Tens of thousands of Yasidis – a spiritual community predating both Christianity and Islam – attacked by ISIS this month on Sinjar mountain in northern Iraq are now safe. One of them, Aissan Haig, an 84-year-old grandmother, was among her family members captured by ISIS. The others were taken away in trucks, but ISIS later returned, telling her they would kill her if she did not convert to Islam the following day. That night, because of severe arthritis, she crawled from her home toward Mount Sinjar, reaching it after two long days.

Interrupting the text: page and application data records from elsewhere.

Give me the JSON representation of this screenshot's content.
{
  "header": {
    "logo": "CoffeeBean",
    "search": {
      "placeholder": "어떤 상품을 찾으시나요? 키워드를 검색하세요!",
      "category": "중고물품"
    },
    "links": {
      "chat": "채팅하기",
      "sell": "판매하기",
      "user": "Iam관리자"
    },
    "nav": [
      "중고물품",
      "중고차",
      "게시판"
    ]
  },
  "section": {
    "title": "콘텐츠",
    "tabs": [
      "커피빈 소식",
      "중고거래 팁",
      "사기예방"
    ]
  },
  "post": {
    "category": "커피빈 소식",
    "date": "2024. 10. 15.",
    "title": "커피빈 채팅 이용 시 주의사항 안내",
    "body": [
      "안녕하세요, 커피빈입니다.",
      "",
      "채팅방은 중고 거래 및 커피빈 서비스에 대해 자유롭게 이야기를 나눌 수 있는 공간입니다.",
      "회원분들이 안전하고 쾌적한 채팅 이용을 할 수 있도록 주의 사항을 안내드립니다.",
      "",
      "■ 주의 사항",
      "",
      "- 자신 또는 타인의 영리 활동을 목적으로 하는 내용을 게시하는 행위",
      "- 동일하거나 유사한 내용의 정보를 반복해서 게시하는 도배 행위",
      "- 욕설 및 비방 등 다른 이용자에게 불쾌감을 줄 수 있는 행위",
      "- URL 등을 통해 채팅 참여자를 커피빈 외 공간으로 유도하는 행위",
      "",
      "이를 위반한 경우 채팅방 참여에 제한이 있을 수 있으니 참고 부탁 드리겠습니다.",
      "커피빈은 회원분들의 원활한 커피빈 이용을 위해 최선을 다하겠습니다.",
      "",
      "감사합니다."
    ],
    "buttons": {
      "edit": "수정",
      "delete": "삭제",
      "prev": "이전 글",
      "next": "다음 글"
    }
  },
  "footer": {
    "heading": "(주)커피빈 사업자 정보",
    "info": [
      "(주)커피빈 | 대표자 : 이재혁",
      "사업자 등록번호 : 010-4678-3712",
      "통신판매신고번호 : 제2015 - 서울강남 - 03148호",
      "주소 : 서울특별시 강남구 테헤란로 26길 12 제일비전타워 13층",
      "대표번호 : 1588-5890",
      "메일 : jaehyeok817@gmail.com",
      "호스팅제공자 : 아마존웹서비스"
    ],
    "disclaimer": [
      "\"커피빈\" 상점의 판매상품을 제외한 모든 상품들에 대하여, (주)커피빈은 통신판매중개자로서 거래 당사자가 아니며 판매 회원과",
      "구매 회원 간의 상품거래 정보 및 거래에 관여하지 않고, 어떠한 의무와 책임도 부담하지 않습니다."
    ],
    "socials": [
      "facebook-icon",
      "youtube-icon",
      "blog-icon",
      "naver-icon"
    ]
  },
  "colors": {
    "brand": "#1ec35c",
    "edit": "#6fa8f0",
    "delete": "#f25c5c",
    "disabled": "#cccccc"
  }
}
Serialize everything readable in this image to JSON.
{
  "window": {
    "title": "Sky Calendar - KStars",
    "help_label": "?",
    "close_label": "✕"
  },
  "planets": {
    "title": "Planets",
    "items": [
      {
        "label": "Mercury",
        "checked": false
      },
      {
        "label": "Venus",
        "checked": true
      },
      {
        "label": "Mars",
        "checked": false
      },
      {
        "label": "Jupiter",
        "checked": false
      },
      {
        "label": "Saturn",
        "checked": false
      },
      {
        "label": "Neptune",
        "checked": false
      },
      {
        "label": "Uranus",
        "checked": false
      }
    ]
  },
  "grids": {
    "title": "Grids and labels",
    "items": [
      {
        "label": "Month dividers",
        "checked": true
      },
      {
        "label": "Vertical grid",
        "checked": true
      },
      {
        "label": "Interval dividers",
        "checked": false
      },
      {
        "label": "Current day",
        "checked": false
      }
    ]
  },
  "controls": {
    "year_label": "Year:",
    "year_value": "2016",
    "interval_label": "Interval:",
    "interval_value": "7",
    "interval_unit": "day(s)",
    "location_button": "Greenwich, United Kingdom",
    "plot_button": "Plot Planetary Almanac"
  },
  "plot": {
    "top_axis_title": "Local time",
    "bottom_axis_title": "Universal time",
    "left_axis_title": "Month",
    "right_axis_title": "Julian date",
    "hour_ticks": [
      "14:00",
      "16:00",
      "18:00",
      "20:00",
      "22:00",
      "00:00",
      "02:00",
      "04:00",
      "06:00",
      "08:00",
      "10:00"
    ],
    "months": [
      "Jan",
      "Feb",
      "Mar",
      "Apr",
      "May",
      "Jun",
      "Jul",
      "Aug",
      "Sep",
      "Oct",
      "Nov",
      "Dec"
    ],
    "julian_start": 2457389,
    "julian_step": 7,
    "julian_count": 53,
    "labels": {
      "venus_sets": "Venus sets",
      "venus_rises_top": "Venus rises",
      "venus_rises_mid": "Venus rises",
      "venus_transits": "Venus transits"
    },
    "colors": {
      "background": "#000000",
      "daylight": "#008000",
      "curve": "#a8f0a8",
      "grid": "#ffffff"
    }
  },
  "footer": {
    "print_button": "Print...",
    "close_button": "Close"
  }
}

Kurdish soldiers there reunited her with a grandson.
Iyad Madani, Secretary General of the Organization of Islamic Cooperation, representing about 1.4 billion Muslims in 57 nations, denounced the ISIS forced deportation under the threat of execution of Christians, terming it a “crime that cannot be tolerated.” Madani added, “(ISIS) ha(s) nothing to do with Islam and its principles that call for justice, kindness, fairness, freedom of faith and coexistence.” Virtually all of the world’s Muslims appear to reject ISIS’s claim to speak for them.
The grand mufti of Egypt, Shawki Allam, one of the most senior Muslim authorities, wants everyone to refer to ISIS as “al-Qaida Separatists in Iraq and Syria.” In Britain, Muslim leaders expressed “grave concern” at continued violence in their faith’s name.
There must be recognition that the Kurds and other minorities would need clear benefits and respect for their own cultural identities and customs in a new Iraq.
In a recent article, The Master Plan: How to Stop ISIS, Ross Harrison and Michael Ryan suggest that any viable solution will first require a leadership in Iraq that not only seeks to reintegrate Sunnis into the ruling structures of the country, but also has the capacity to rebuild the nation under a common, shared vision. Doing this will require that Prime Minister-designate, Haider al-Abadi, not just acknowledge the differences between Sunni and Shia, but also appeal to what they have in common in terms of shared Arab and Iraqi identity.
There must also be recognition that the Kurds and other minorities would need clear benefits and respect for their own cultural identities and customs in a new Iraq.
The leadership of the more stable Arab countries would also have to be supportive of these efforts. Possible candidates would be Egypt’s new President al-Sisi and the Saudis, who are already bankrolling Egypt’s efforts and have a major interest in weakening ISIS.
Egypt, therefore, would provide the political heft and the Saudis the financial means. They could be inclined to work with Sunni and Shia leaders, who are willing to challenge ISIS, in an effort to keep part or all of Iraq and Syria intact by creating a positive foundation for political, community and economic growth.
All of us must urge that this be achieved. Readers might wish to let their elected representatives know their thinking.
(Photo courtesy of Reuters)
David Kilgour is co-chair of the Canadian Friends of a Democratic Iran and a director of the Washington-based Council for a Community of Democracies (CCD). He is a former MP for both the Conservative and Liberal Parties in the south-east region of Edmonton and has also served as the Secretary of State for Latin America and Africa, Secretary of State for Asia-Pacific and Deputy Speaker of the House.